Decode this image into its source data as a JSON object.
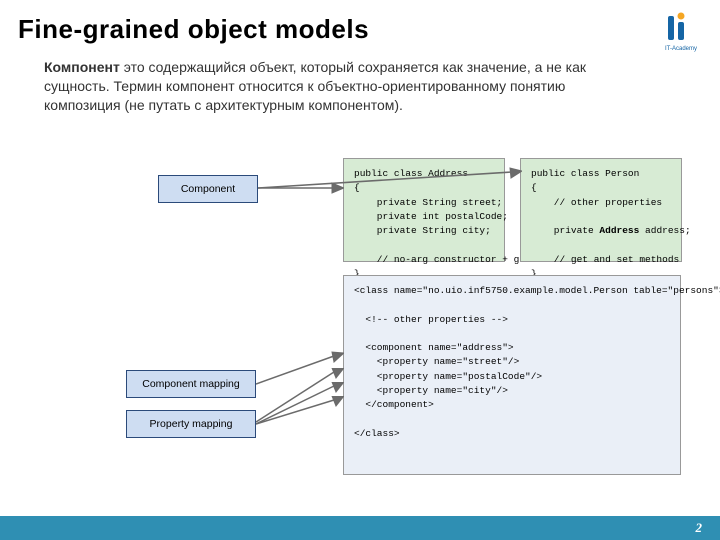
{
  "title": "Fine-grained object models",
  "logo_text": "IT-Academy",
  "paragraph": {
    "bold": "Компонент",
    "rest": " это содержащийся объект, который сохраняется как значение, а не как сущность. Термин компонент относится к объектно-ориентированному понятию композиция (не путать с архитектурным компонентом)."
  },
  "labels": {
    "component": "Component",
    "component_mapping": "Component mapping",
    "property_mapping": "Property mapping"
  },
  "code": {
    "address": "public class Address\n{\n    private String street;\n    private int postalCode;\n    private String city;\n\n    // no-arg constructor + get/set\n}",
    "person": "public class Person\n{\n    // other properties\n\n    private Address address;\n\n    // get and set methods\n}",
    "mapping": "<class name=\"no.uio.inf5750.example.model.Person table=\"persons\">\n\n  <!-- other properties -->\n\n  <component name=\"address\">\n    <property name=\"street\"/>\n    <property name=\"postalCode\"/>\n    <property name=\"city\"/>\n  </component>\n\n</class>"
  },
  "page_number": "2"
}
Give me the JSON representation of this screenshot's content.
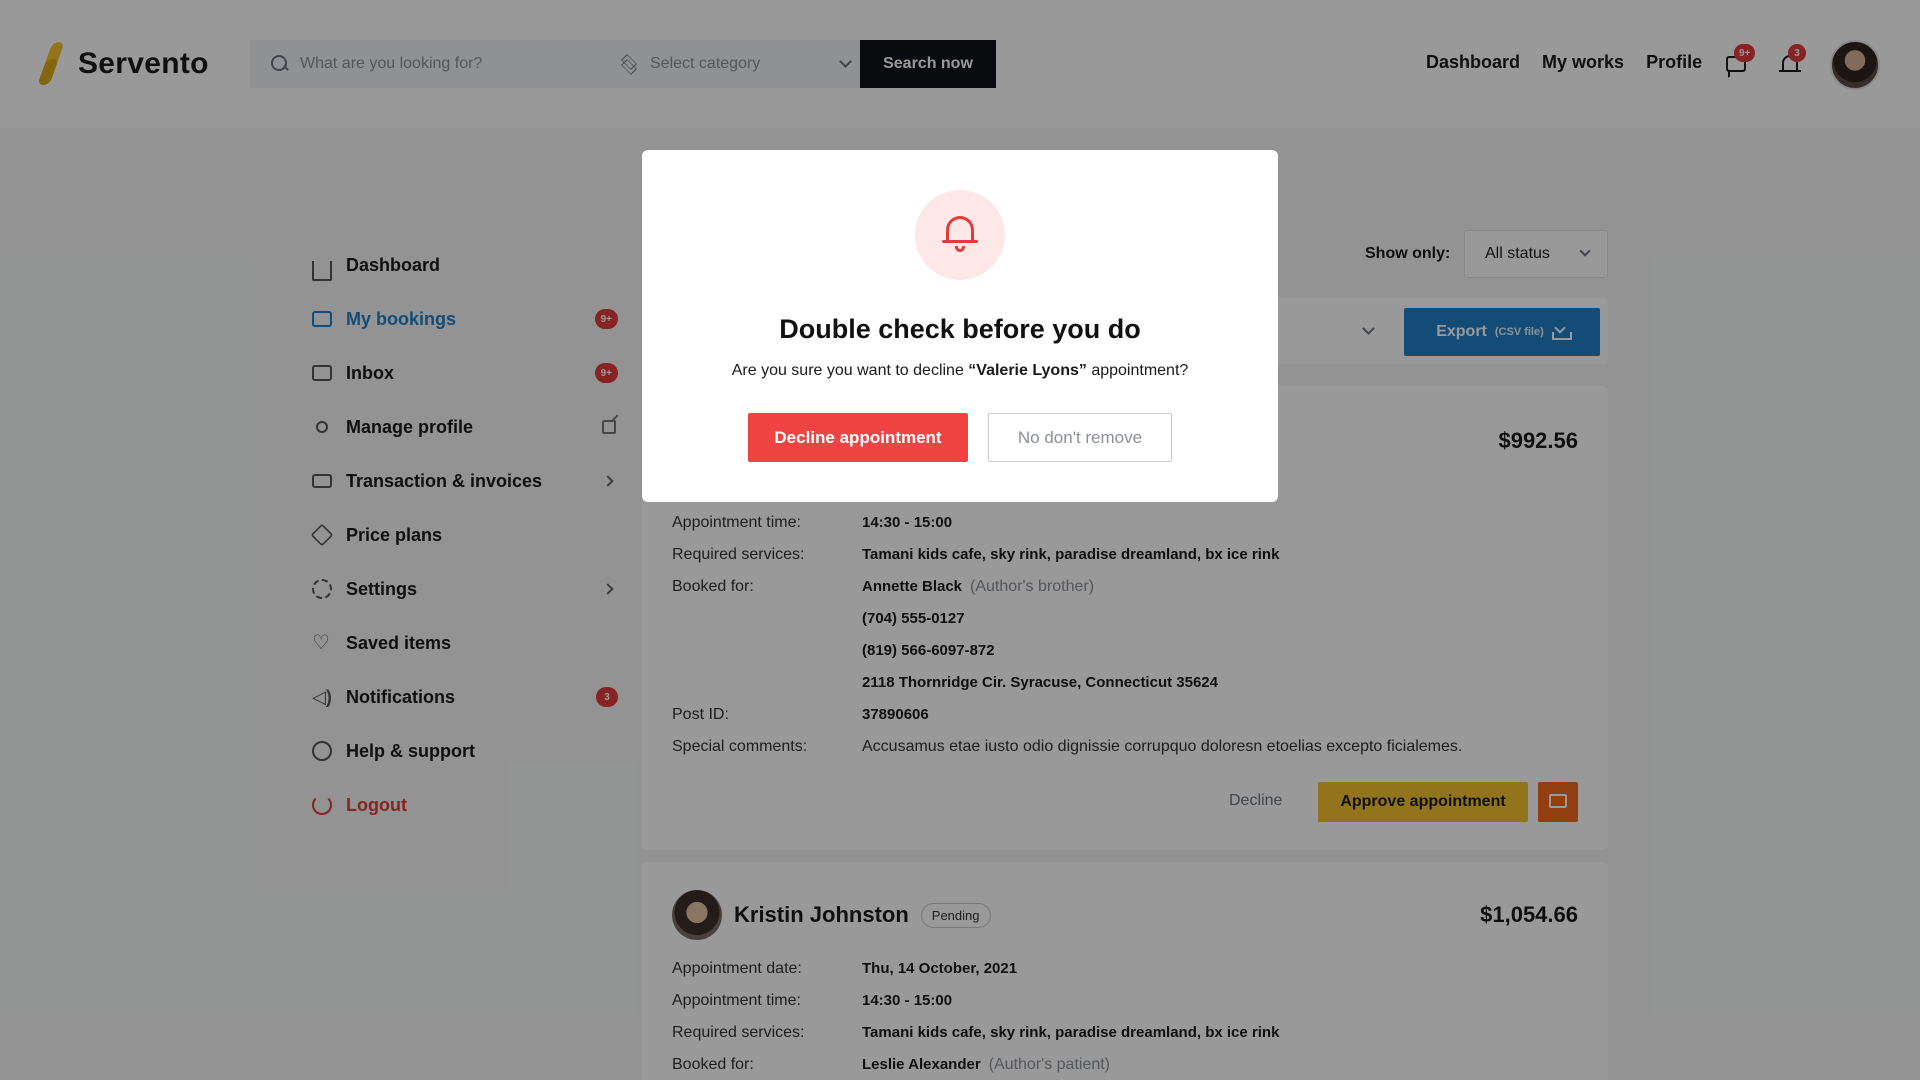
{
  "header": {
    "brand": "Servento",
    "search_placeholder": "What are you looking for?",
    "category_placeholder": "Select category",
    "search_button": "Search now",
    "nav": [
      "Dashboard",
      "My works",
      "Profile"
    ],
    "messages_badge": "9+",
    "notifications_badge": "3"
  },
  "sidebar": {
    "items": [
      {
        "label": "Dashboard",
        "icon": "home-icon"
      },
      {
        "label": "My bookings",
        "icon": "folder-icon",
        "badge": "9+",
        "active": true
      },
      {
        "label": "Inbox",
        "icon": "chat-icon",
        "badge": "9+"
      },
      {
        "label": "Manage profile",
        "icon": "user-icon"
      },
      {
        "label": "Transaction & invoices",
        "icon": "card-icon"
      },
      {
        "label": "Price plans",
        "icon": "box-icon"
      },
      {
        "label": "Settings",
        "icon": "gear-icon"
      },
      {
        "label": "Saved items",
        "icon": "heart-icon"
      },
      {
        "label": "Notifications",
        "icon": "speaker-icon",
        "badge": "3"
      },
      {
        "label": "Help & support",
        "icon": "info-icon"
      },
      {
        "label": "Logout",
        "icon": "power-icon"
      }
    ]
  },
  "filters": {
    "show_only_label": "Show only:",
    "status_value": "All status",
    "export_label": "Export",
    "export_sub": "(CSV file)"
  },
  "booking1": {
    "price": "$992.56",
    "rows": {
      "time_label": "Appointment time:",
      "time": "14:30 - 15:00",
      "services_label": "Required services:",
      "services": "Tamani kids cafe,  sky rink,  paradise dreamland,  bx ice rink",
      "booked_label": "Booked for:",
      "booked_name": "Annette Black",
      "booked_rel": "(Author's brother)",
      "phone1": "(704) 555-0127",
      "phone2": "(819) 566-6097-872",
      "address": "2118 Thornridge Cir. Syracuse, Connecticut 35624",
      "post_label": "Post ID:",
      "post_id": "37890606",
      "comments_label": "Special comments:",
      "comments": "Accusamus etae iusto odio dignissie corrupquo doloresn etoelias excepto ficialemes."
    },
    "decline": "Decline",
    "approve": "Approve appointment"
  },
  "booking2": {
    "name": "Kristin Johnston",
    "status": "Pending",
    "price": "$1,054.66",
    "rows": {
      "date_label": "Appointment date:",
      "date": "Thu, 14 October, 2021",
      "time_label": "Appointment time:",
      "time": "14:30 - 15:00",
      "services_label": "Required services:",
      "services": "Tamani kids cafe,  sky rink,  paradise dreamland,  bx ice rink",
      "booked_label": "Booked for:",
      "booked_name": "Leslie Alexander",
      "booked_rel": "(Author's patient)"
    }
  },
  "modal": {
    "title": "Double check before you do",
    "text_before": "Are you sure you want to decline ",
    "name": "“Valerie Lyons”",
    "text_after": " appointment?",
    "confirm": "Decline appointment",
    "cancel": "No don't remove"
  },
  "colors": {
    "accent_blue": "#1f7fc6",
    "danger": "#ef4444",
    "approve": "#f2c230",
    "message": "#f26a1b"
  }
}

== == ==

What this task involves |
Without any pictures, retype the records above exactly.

The completed task |
Decode this image into its source data as a JSON object.
{
  "title": "Fine-grained object models",
  "logo_text": "IT-Academy",
  "paragraph": {
    "bold": "Компонент",
    "rest": " это содержащийся объект, который сохраняется как значение, а не как сущность. Термин компонент относится к объектно-ориентированному понятию композиция (не путать с архитектурным компонентом)."
  },
  "labels": {
    "component": "Component",
    "component_mapping": "Component mapping",
    "property_mapping": "Property mapping"
  },
  "code": {
    "address": "public class Address\n{\n    private String street;\n    private int postalCode;\n    private String city;\n\n    // no-arg constructor + get/set\n}",
    "person": "public class Person\n{\n    // other properties\n\n    private Address address;\n\n    // get and set methods\n}",
    "mapping": "<class name=\"no.uio.inf5750.example.model.Person table=\"persons\">\n\n  <!-- other properties -->\n\n  <component name=\"address\">\n    <property name=\"street\"/>\n    <property name=\"postalCode\"/>\n    <property name=\"city\"/>\n  </component>\n\n</class>"
  },
  "page_number": "2"
}
Give me the JSON representation of this screenshot's content.
{
  "header": {
    "brand": "Servento",
    "search_placeholder": "What are you looking for?",
    "category_placeholder": "Select category",
    "search_button": "Search now",
    "nav": [
      "Dashboard",
      "My works",
      "Profile"
    ],
    "messages_badge": "9+",
    "notifications_badge": "3"
  },
  "sidebar": {
    "items": [
      {
        "label": "Dashboard",
        "icon": "home-icon"
      },
      {
        "label": "My bookings",
        "icon": "folder-icon",
        "badge": "9+",
        "active": true
      },
      {
        "label": "Inbox",
        "icon": "chat-icon",
        "badge": "9+"
      },
      {
        "label": "Manage profile",
        "icon": "user-icon"
      },
      {
        "label": "Transaction & invoices",
        "icon": "card-icon"
      },
      {
        "label": "Price plans",
        "icon": "box-icon"
      },
      {
        "label": "Settings",
        "icon": "gear-icon"
      },
      {
        "label": "Saved items",
        "icon": "heart-icon"
      },
      {
        "label": "Notifications",
        "icon": "speaker-icon",
        "badge": "3"
      },
      {
        "label": "Help & support",
        "icon": "info-icon"
      },
      {
        "label": "Logout",
        "icon": "power-icon"
      }
    ]
  },
  "filters": {
    "show_only_label": "Show only:",
    "status_value": "All status",
    "export_label": "Export",
    "export_sub": "(CSV file)"
  },
  "booking1": {
    "price": "$992.56",
    "rows": {
      "time_label": "Appointment time:",
      "time": "14:30 - 15:00",
      "services_label": "Required services:",
      "services": "Tamani kids cafe,  sky rink,  paradise dreamland,  bx ice rink",
      "booked_label": "Booked for:",
      "booked_name": "Annette Black",
      "booked_rel": "(Author's brother)",
      "phone1": "(704) 555-0127",
      "phone2": "(819) 566-6097-872",
      "address": "2118 Thornridge Cir. Syracuse, Connecticut 35624",
      "post_label": "Post ID:",
      "post_id": "37890606",
      "comments_label": "Special comments:",
      "comments": "Accusamus etae iusto odio dignissie corrupquo doloresn etoelias excepto ficialemes."
    },
    "decline": "Decline",
    "approve": "Approve appointment"
  },
  "booking2": {
    "name": "Kristin Johnston",
    "status": "Pending",
    "price": "$1,054.66",
    "rows": {
      "date_label": "Appointment date:",
      "date": "Thu, 14 October, 2021",
      "time_label": "Appointment time:",
      "time": "14:30 - 15:00",
      "services_label": "Required services:",
      "services": "Tamani kids cafe,  sky rink,  paradise dreamland,  bx ice rink",
      "booked_label": "Booked for:",
      "booked_name": "Leslie Alexander",
      "booked_rel": "(Author's patient)"
    }
  },
  "modal": {
    "title": "Double check before you do",
    "text_before": "Are you sure you want to decline ",
    "name": "“Valerie Lyons”",
    "text_after": " appointment?",
    "confirm": "Decline appointment",
    "cancel": "No don't remove"
  },
  "colors": {
    "accent_blue": "#1f7fc6",
    "danger": "#ef4444",
    "approve": "#f2c230",
    "message": "#f26a1b"
  }
}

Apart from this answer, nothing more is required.